On 19 June Mexico's Senate voted on the United States-Mexico-Canada trade agreement (USMCA) to replace the long-existed North American Free Trade Agreement (NAFTA).

The Mexican Senate ratified the USMCA trade agreement by a large majority, becoming the first country to do so, Reuters reported.

The deal was ratified in the Senate by 114 votes in favor, with four against and three abstentions.

Mexico’s economic minister, Graciela Marquez, described the development as "a clear message in favor of an open economy and deepening economic integration in the region," according to Reuters.

In early June, Canadian Transport Minister Marc Garneau said that Ottawa may ratify the USMCA sometime during the summer.

In May, US Trade Representative Robert Lighthizer informed House Speaker Nancy Pelosi in a letter that President Donald Trump’s administration had submitted to Congress a draft measure to implement the US-Mexico-Canada Agreement.

Lighthizer said the submission of the draft SAA does not formally start the countdown to vote on the USMCA but is a procedural formality required by the Trade Promotional Authority (TPA). This step, the trade representative added, provides Congress sufficient time to consider the deal before the August recess.

On 20 June, Trump and Canadian Prime Minister Justin Trudeau are expected to meet in Washington. Among the topics that the two leaders will discuss are "the United States-Mexico-Canada Agreement and opportunities to drive more growth and create jobs in both the United States and Canada," according to a White House press release.

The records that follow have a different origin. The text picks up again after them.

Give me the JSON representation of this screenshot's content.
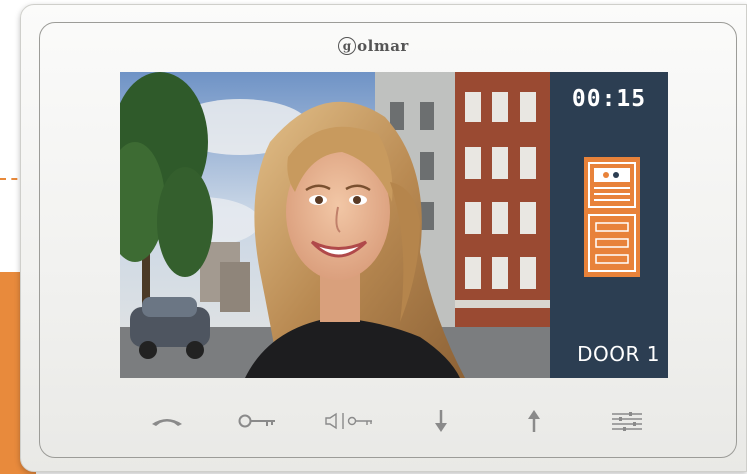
{
  "brand": {
    "mark": "g",
    "text": "olmar"
  },
  "screen": {
    "timer": "00:15",
    "door_label": "DOOR 1"
  },
  "colors": {
    "accent_orange": "#e88a3c",
    "panel_bg": "#2c3e52",
    "icon_gray": "#8a8a8a"
  },
  "buttons": [
    {
      "name": "hangup-button",
      "icon": "handset-icon"
    },
    {
      "name": "door-open-button",
      "icon": "key-icon"
    },
    {
      "name": "mute-gate-button",
      "icon": "speaker-key-icon"
    },
    {
      "name": "down-button",
      "icon": "arrow-down-icon"
    },
    {
      "name": "up-button",
      "icon": "arrow-up-icon"
    },
    {
      "name": "settings-button",
      "icon": "sliders-icon"
    }
  ]
}
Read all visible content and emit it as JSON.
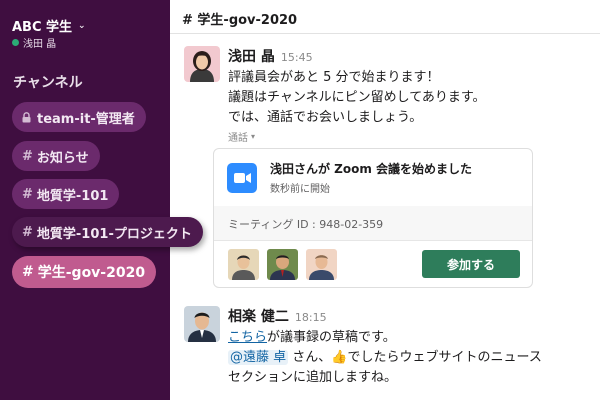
{
  "workspace": {
    "name": "ABC 学生",
    "user": "浅田 晶"
  },
  "sidebar": {
    "section_title": "チャンネル",
    "channels": [
      {
        "label": "team-it-管理者",
        "private": true
      },
      {
        "label": "お知らせ",
        "hash": "#"
      },
      {
        "label": "地質学-101",
        "hash": "#"
      },
      {
        "label": "地質学-101-プロジェクト",
        "hash": "#"
      },
      {
        "label": "学生-gov-2020",
        "hash": "#",
        "active": true
      }
    ]
  },
  "channel_header": {
    "title": "# 学生-gov-2020"
  },
  "messages": [
    {
      "author": "浅田 晶",
      "time": "15:45",
      "lines": [
        "評議員会があと 5 分で始まります！",
        "議題はチャンネルにピン留めしてあります。",
        "では、通話でお会いしましょう。"
      ],
      "call_label": "通話",
      "call": {
        "title": "浅田さんが Zoom 会議を始めました",
        "subtitle": "数秒前に開始",
        "meeting_id": "ミーティング ID : 948-02-359",
        "join_label": "参加する",
        "accent_color": "#2e7d5b",
        "zoom_color": "#2d8cff"
      }
    },
    {
      "author": "相楽 健二",
      "time": "18:15",
      "link_text": "こちら",
      "line1_rest": "が議事録の草稿です。",
      "mention": "@遠藤 卓",
      "line2_mid": " さん、",
      "emoji": "👍",
      "line2_rest": "でしたらウェブサイトのニュース",
      "line3": "セクションに追加しますね。"
    }
  ],
  "colors": {
    "sidebar_bg": "#3f0e40",
    "channel_pill": "#6b2a6c",
    "active_channel": "#c05b8f",
    "link": "#1264a3"
  }
}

The USMCA, which is to replace the 1994 NAFTA trade deal, covers auto and agricultural tariffs, intellectual property rights, labour standards, and environmental protections, among other issues.